[TASK DESCRIPTION]: Pick each line containing the word "street" out of the data below.

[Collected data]
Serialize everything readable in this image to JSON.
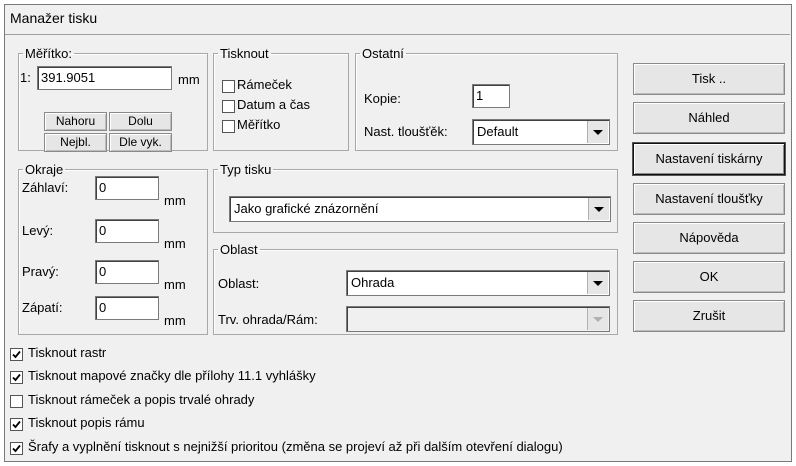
{
  "window": {
    "title": "Manažer tisku"
  },
  "scale": {
    "legend": "Měřítko:",
    "prefix": "1:",
    "value": "391.9051",
    "unit": "mm",
    "btn_up": "Nahoru",
    "btn_down": "Dolu",
    "btn_nearest": "Nejbl.",
    "btn_by_drawing": "Dle vyk."
  },
  "print_options": {
    "legend": "Tisknout",
    "items": [
      {
        "label": "Rámeček",
        "checked": false
      },
      {
        "label": "Datum a čas",
        "checked": false
      },
      {
        "label": "Měřítko",
        "checked": false
      }
    ]
  },
  "other": {
    "legend": "Ostatní",
    "copies_label": "Kopie:",
    "copies_value": "1",
    "thickness_label": "Nast. tloušťěk:",
    "thickness_value": "Default"
  },
  "margins": {
    "legend": "Okraje",
    "unit": "mm",
    "rows": [
      {
        "label": "Záhlaví:",
        "value": "0"
      },
      {
        "label": "Levý:",
        "value": "0"
      },
      {
        "label": "Pravý:",
        "value": "0"
      },
      {
        "label": "Zápatí:",
        "value": "0"
      }
    ]
  },
  "print_type": {
    "legend": "Typ tisku",
    "value": "Jako grafické znázornění"
  },
  "area": {
    "legend": "Oblast",
    "area_label": "Oblast:",
    "area_value": "Ohrada",
    "fence_label": "Trv. ohrada/Rám:",
    "fence_value": ""
  },
  "buttons": {
    "print": "Tisk ..",
    "preview": "Náhled",
    "printer_settings": "Nastavení tiskárny",
    "thickness_settings": "Nastavení tloušťky",
    "help": "Nápověda",
    "ok": "OK",
    "cancel": "Zrušit"
  },
  "bottom_options": [
    {
      "label": "Tisknout rastr",
      "checked": true
    },
    {
      "label": "Tisknout mapové značky dle přílohy 11.1 vyhlášky",
      "checked": true
    },
    {
      "label": "Tisknout rámeček a popis trvalé ohrady",
      "checked": false
    },
    {
      "label": "Tisknout popis rámu",
      "checked": true
    },
    {
      "label": "Šrafy a vyplnění tisknout s nejnižší prioritou (změna se projeví až při dalším otevření dialogu)",
      "checked": true
    }
  ]
}
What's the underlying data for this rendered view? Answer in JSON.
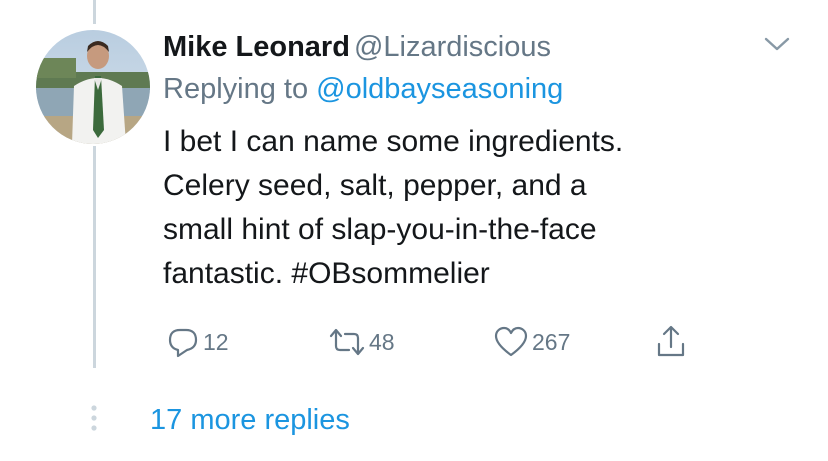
{
  "tweet": {
    "author_name": "Mike Leonard",
    "author_handle": "@Lizardiscious",
    "replying_prefix": "Replying to",
    "replying_to": "@oldbayseasoning",
    "text_lines": [
      "I bet I can name some ingredients.",
      "Celery seed, salt, pepper, and a",
      "small hint of slap-you-in-the-face",
      "fantastic. "
    ],
    "hashtag": "#OBsommelier",
    "replies_count": "12",
    "retweets_count": "48",
    "likes_count": "267"
  },
  "thread": {
    "more_replies_label": "17 more replies"
  },
  "icons": {
    "caret": "chevron-down-icon",
    "reply": "reply-icon",
    "retweet": "retweet-icon",
    "like": "heart-icon",
    "share": "share-icon",
    "more": "vertical-dots-icon"
  },
  "colors": {
    "link": "#1b95e0",
    "secondary_text": "#657786",
    "thread_line": "#ccd6dd"
  }
}
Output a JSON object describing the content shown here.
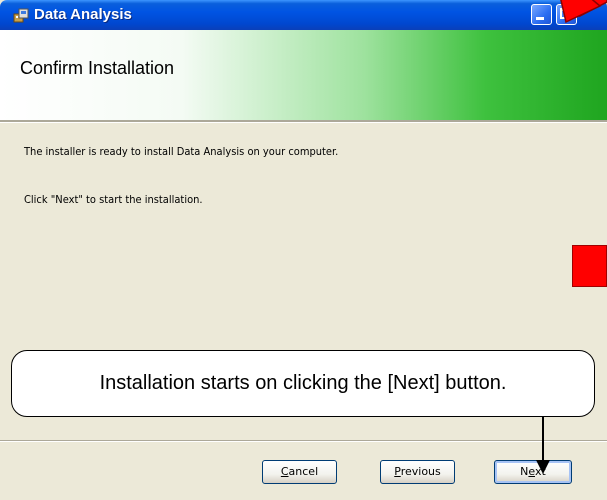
{
  "window": {
    "title": "Data Analysis",
    "minimize_icon": "minimize-icon",
    "maximize_icon": "maximize-icon",
    "app_icon": "installer-icon"
  },
  "header": {
    "title": "Confirm Installation"
  },
  "body": {
    "line1": "The installer is ready to install Data Analysis on your computer.",
    "line2": "Click \"Next\" to start the installation."
  },
  "buttons": {
    "cancel": "Cancel",
    "previous": "Previous",
    "next": "Next"
  },
  "callout": {
    "text": "Installation starts on clicking the [Next] button."
  },
  "colors": {
    "annotation_red": "#ff0000",
    "banner_green": "#1fa51f",
    "titlebar_blue": "#0054e3"
  }
}
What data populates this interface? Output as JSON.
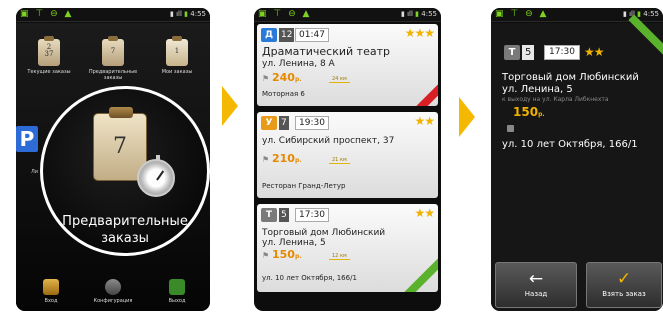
{
  "status_bar": {
    "time": "4:55",
    "time_2": "4:55",
    "time_3": "4:55"
  },
  "launcher": {
    "icons": [
      {
        "label": "Текущие заказы",
        "glyph": "2\n37"
      },
      {
        "label": "Предварительные заказы",
        "glyph": "7"
      },
      {
        "label": "Мои заказы",
        "glyph": "1"
      },
      {
        "label": "Вход"
      },
      {
        "label": "Конфигурация"
      },
      {
        "label": "Выход"
      }
    ],
    "magnified_label": "Предварительные заказы",
    "magnified_number": "7"
  },
  "orders": [
    {
      "class": "Д",
      "number": "12",
      "time": "01:47",
      "stars": "★★★",
      "address": "Драматический театр",
      "street": "ул. Ленина, 8 А",
      "price": "240",
      "currency": "р.",
      "distance": "24 км",
      "destination": "Моторная 6"
    },
    {
      "class": "У",
      "number": "7",
      "time": "19:30",
      "stars": "★★",
      "address": "ул. Сибирский проспект, 37",
      "street": "",
      "price": "210",
      "currency": "р.",
      "distance": "21 км",
      "destination": "Ресторан Гранд-Летур"
    },
    {
      "class": "Т",
      "number": "5",
      "time": "17:30",
      "stars": "★★",
      "address": "Торговый дом Любинский",
      "street": "ул. Ленина, 5",
      "price": "150",
      "currency": "р.",
      "distance": "12 км",
      "destination": "ул. 10 лет Октября, 166/1"
    }
  ],
  "detail": {
    "class": "Т",
    "number": "5",
    "time": "17:30",
    "stars": "★★",
    "address": "Торговый дом Любинский",
    "street": "ул. Ленина, 5",
    "hint": "к выходу на ул. Карла Либкнехта",
    "price": "150",
    "currency": "р.",
    "destination": "ул. 10 лет Октября, 166/1",
    "back_label": "Назад",
    "take_label": "Взять заказ"
  },
  "colors": {
    "accent": "#f5b800",
    "order_express": "#2a7bd8",
    "order_urgent": "#e89a1b",
    "order_regular": "#7a7a7a",
    "ribbon_green": "#5ab22c",
    "ribbon_red": "#d81f26"
  }
}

[ANSWER TO THIS TASK]:
      "street": "ул. Ленина, 8 А",
      "street": "",
      "street": "ул. Ленина, 5",
    "street": "ул. Ленина, 5",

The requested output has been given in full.